Tip #1: Make sure the water can actually reach the roots

Too often, water sits on the soil surface and then evaporates, never actually reaching the roots of your grass. This is because of either a heavy layer of thatch or compacted soil. If the thatch layer, which is the dead organic matter on top the soil, is deeper than 1/2 inch, then it is time to use a dethatching rake to remove it. It's also a good idea to have the lawn aerated each year. Aeration removes plugs of soil, which loosens up the ground so moisture can actually penetrate down to the roots. You can aerate at any time from spring to fall.

Tip #2: Take precise measurements

Measuring the amount of water put out by your sprinkler system can help ensure that your lawn is getting just enough water. There is a simple way to do this. Collect several flat, wide cans, such as tuna cans, and place them at various spots around the yard on a relatively non-windy day. Run the sprinklers for 10 minutes, and then measure the depth of the water in each can. It should be similar, unless one of the sprinklers isn't functioning correctly. If there is 1/2 inch of water in the can, then your system provides 1/2 inch of water for every 10 minutes of operation, or 1 inch every 20 minutes. You can use this number to create a watering plan.

Tip #3: Learn to water deeply

Water needs vary depending on your soil type and grass variety, but most lawn grasses generally need 3 inches of water weekly. In a moist climate or during cold, damp weather, once weekly watering to provide about 1 inch of moisture is usually sufficient. In the middle of summer, when it is hot and dry, you may need to water three or four times a week, providing 1 inch of water each time. Watering daily and providing less than 1 inch of water is almost always a mistake, since this encourages a shallow root system.

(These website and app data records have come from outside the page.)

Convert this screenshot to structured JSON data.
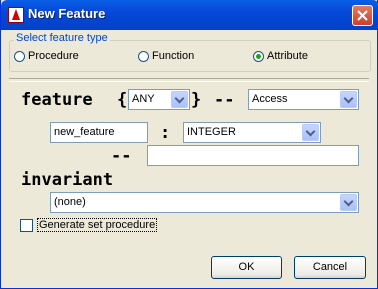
{
  "window": {
    "title": "New Feature"
  },
  "feature_type": {
    "group_label": "Select feature type",
    "options": [
      {
        "label": "Procedure",
        "checked": false
      },
      {
        "label": "Function",
        "checked": false
      },
      {
        "label": "Attribute",
        "checked": true
      }
    ]
  },
  "feature_line": {
    "keyword": "feature",
    "open_brace": "{",
    "export_value": "ANY",
    "close_brace": "}",
    "dashes": "--",
    "category_value": "Access"
  },
  "name_line": {
    "name_value": "new_feature",
    "colon": ":",
    "type_value": "INTEGER"
  },
  "comment_line": {
    "dashes": "--",
    "comment_value": ""
  },
  "invariant": {
    "keyword": "invariant",
    "value": "(none)"
  },
  "options": {
    "generate_set_procedure_label": "Generate set procedure",
    "generate_set_procedure_checked": false
  },
  "buttons": {
    "ok": "OK",
    "cancel": "Cancel"
  }
}
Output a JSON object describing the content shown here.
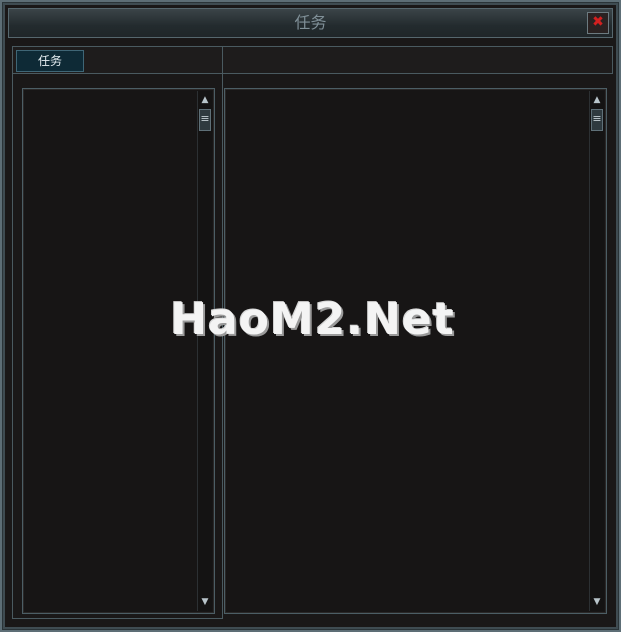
{
  "window": {
    "title": "任务",
    "close_icon_glyph": "✖",
    "accent_color": "#0e2a36"
  },
  "tabs": [
    {
      "label": "任务",
      "selected": true
    }
  ],
  "left_panel": {
    "scroll_up_glyph": "▲",
    "scroll_down_glyph": "▼",
    "scroll_thumb_glyph": "≡"
  },
  "right_panel": {
    "scroll_up_glyph": "▲",
    "scroll_down_glyph": "▼",
    "scroll_thumb_glyph": "≡"
  },
  "watermark": {
    "text": "HaoM2.Net"
  }
}
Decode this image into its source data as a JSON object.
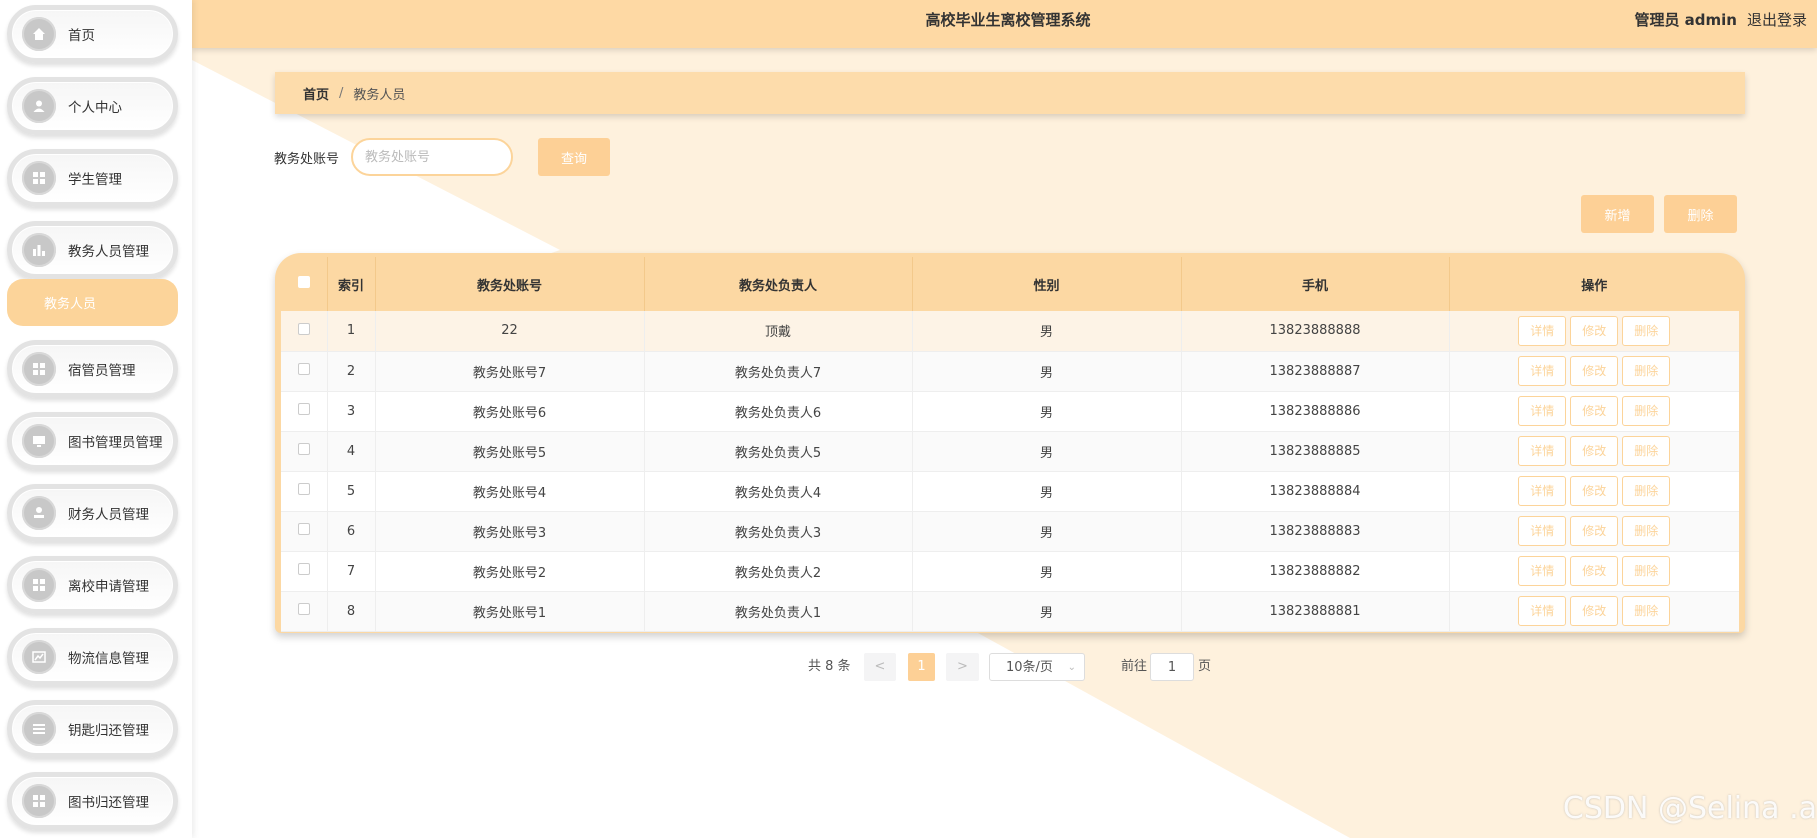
{
  "header": {
    "title": "高校毕业生离校管理系统",
    "user": "管理员 admin",
    "logout": "退出登录"
  },
  "sidebar": {
    "items": [
      {
        "label": "首页",
        "icon": "home-icon"
      },
      {
        "label": "个人中心",
        "icon": "user-icon"
      },
      {
        "label": "学生管理",
        "icon": "grid-icon"
      },
      {
        "label": "教务人员管理",
        "icon": "bar-chart-icon"
      },
      {
        "label": "宿管员管理",
        "icon": "grid-icon"
      },
      {
        "label": "图书管理员管理",
        "icon": "monitor-icon"
      },
      {
        "label": "财务人员管理",
        "icon": "stamp-icon"
      },
      {
        "label": "离校申请管理",
        "icon": "grid-icon"
      },
      {
        "label": "物流信息管理",
        "icon": "trend-icon"
      },
      {
        "label": "钥匙归还管理",
        "icon": "list-icon"
      },
      {
        "label": "图书归还管理",
        "icon": "grid-icon"
      }
    ],
    "sub_item": "教务人员"
  },
  "breadcrumb": {
    "home": "首页",
    "sep": "/",
    "current": "教务人员"
  },
  "search": {
    "label": "教务处账号",
    "placeholder": "教务处账号",
    "query_button": "查询"
  },
  "actions": {
    "add": "新增",
    "delete": "删除"
  },
  "table": {
    "headers": [
      "索引",
      "教务处账号",
      "教务处负责人",
      "性别",
      "手机",
      "操作"
    ],
    "rows": [
      {
        "idx": "1",
        "account": "22",
        "leader": "顶戴",
        "gender": "男",
        "phone": "13823888888"
      },
      {
        "idx": "2",
        "account": "教务处账号7",
        "leader": "教务处负责人7",
        "gender": "男",
        "phone": "13823888887"
      },
      {
        "idx": "3",
        "account": "教务处账号6",
        "leader": "教务处负责人6",
        "gender": "男",
        "phone": "13823888886"
      },
      {
        "idx": "4",
        "account": "教务处账号5",
        "leader": "教务处负责人5",
        "gender": "男",
        "phone": "13823888885"
      },
      {
        "idx": "5",
        "account": "教务处账号4",
        "leader": "教务处负责人4",
        "gender": "男",
        "phone": "13823888884"
      },
      {
        "idx": "6",
        "account": "教务处账号3",
        "leader": "教务处负责人3",
        "gender": "男",
        "phone": "13823888883"
      },
      {
        "idx": "7",
        "account": "教务处账号2",
        "leader": "教务处负责人2",
        "gender": "男",
        "phone": "13823888882"
      },
      {
        "idx": "8",
        "account": "教务处账号1",
        "leader": "教务处负责人1",
        "gender": "男",
        "phone": "13823888881"
      }
    ],
    "ops": {
      "detail": "详情",
      "edit": "修改",
      "delete": "删除"
    }
  },
  "pagination": {
    "total": "共 8 条",
    "prev": "<",
    "current_page": "1",
    "next": ">",
    "page_size": "10条/页",
    "goto_label": "前往",
    "goto_value": "1",
    "page_unit": "页"
  },
  "watermark": "CSDN @Selina .a",
  "colors": {
    "accent": "#fdd096",
    "header": "#fed9a4"
  }
}
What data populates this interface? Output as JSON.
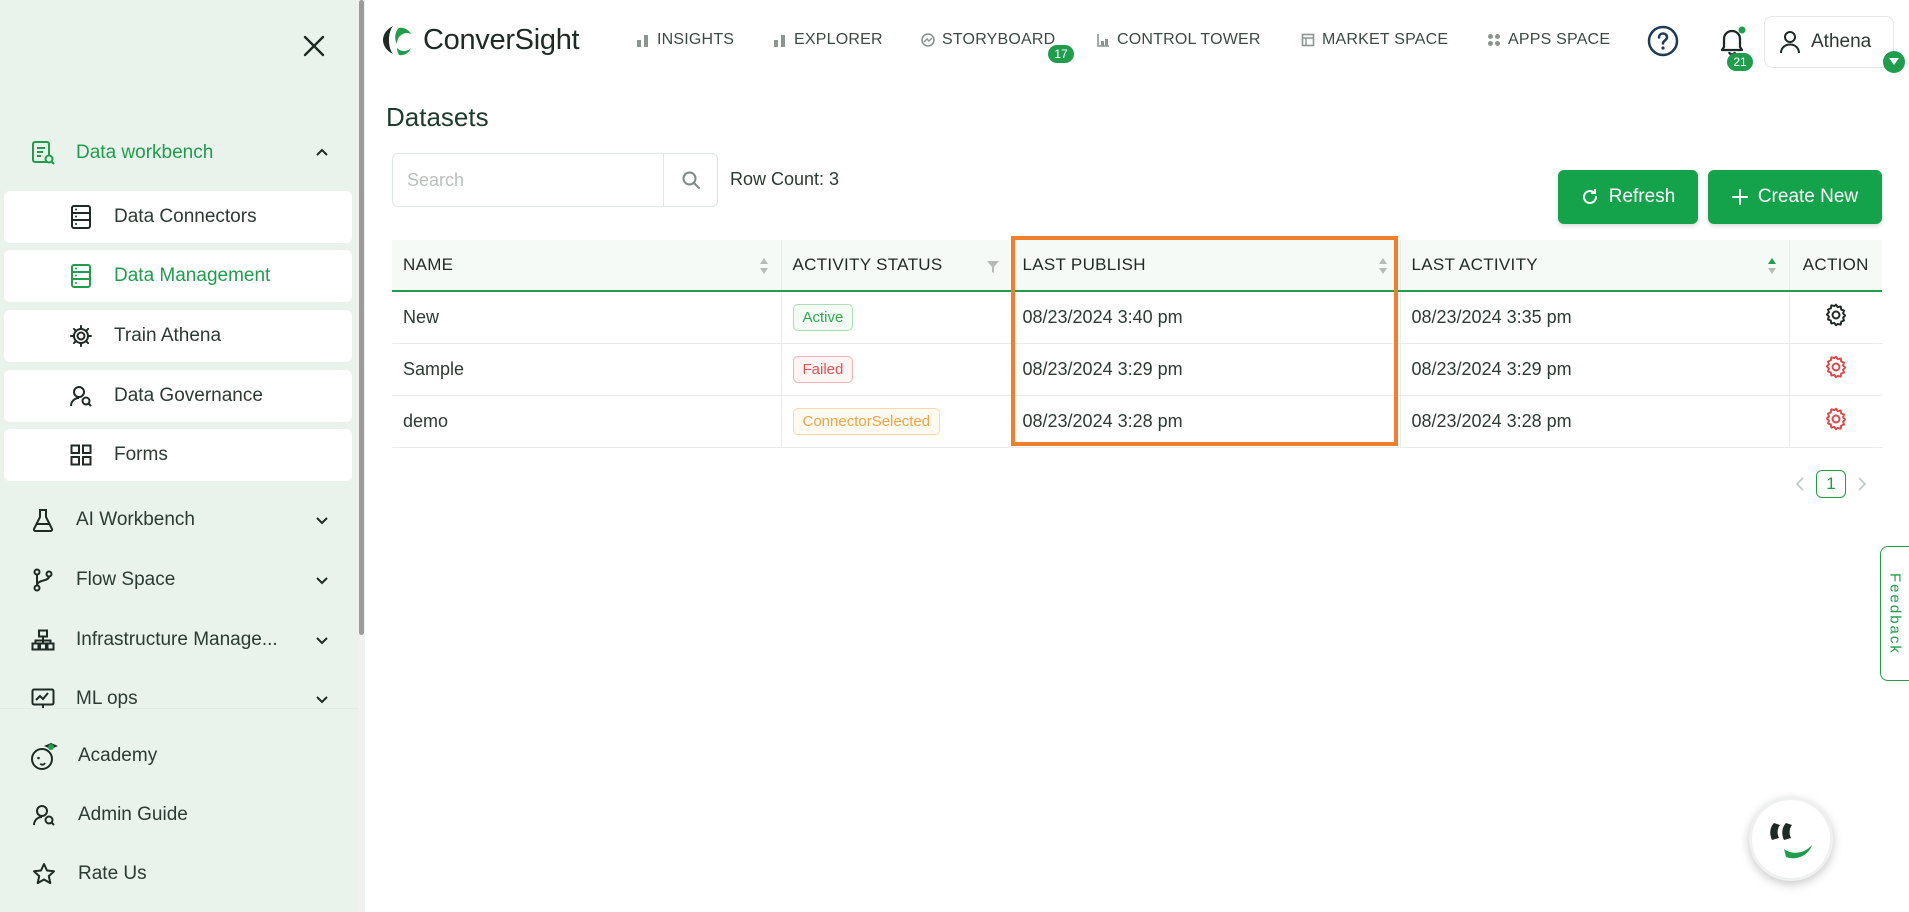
{
  "app": {
    "brand": "ConverSight",
    "accent": "#1f9d4c",
    "button_green": "#14a24a",
    "highlight": "#f07e2b"
  },
  "sidebar": {
    "close_icon": "close-icon",
    "groups": [
      {
        "label": "Data workbench",
        "icon": "data-workbench-icon",
        "expanded": true
      },
      {
        "label": "AI Workbench",
        "icon": "flask-icon"
      },
      {
        "label": "Flow Space",
        "icon": "flow-branch-icon"
      },
      {
        "label": "Infrastructure Manage...",
        "icon": "hierarchy-icon"
      },
      {
        "label": "ML ops",
        "icon": "monitor-chart-icon"
      }
    ],
    "sub_items": [
      {
        "label": "Data Connectors",
        "icon": "server-icon"
      },
      {
        "label": "Data Management",
        "icon": "server-icon",
        "selected": true
      },
      {
        "label": "Train Athena",
        "icon": "gear-icon"
      },
      {
        "label": "Data Governance",
        "icon": "user-search-icon"
      },
      {
        "label": "Forms",
        "icon": "grid-icon"
      }
    ],
    "bottom": [
      {
        "label": "Academy",
        "icon": "academy-icon"
      },
      {
        "label": "Admin Guide",
        "icon": "admin-user-icon"
      },
      {
        "label": "Rate Us",
        "icon": "star-icon"
      }
    ]
  },
  "topnav": {
    "items": [
      {
        "label": "INSIGHTS",
        "icon": "bar-chart-icon"
      },
      {
        "label": "EXPLORER",
        "icon": "bar-chart-icon"
      },
      {
        "label": "STORYBOARD",
        "icon": "storyboard-icon",
        "badge": "17"
      },
      {
        "label": "CONTROL TOWER",
        "icon": "tower-icon"
      },
      {
        "label": "MARKET SPACE",
        "icon": "market-icon"
      },
      {
        "label": "APPS SPACE",
        "icon": "apps-icon"
      }
    ],
    "notifications_badge": "21",
    "user_name": "Athena"
  },
  "main": {
    "title": "Datasets",
    "search_placeholder": "Search",
    "row_count": "Row Count: 3",
    "refresh_label": "Refresh",
    "create_label": "Create New",
    "columns": [
      "NAME",
      "ACTIVITY STATUS",
      "LAST PUBLISH",
      "LAST ACTIVITY",
      "ACTION"
    ],
    "rows": [
      {
        "name": "New",
        "status": "Active",
        "status_type": "active",
        "last_publish": "08/23/2024 3:40 pm",
        "last_activity": "08/23/2024 3:35 pm",
        "action_color": "#1e2a24"
      },
      {
        "name": "Sample",
        "status": "Failed",
        "status_type": "failed",
        "last_publish": "08/23/2024 3:29 pm",
        "last_activity": "08/23/2024 3:29 pm",
        "action_color": "#e04848"
      },
      {
        "name": "demo",
        "status": "ConnectorSelected",
        "status_type": "connector",
        "last_publish": "08/23/2024 3:28 pm",
        "last_activity": "08/23/2024 3:28 pm",
        "action_color": "#e04848"
      }
    ],
    "pagination": {
      "current": "1"
    },
    "feedback_label": "Feedback"
  }
}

For more help, consult with a lawn care service like A Greener Season Landscaping.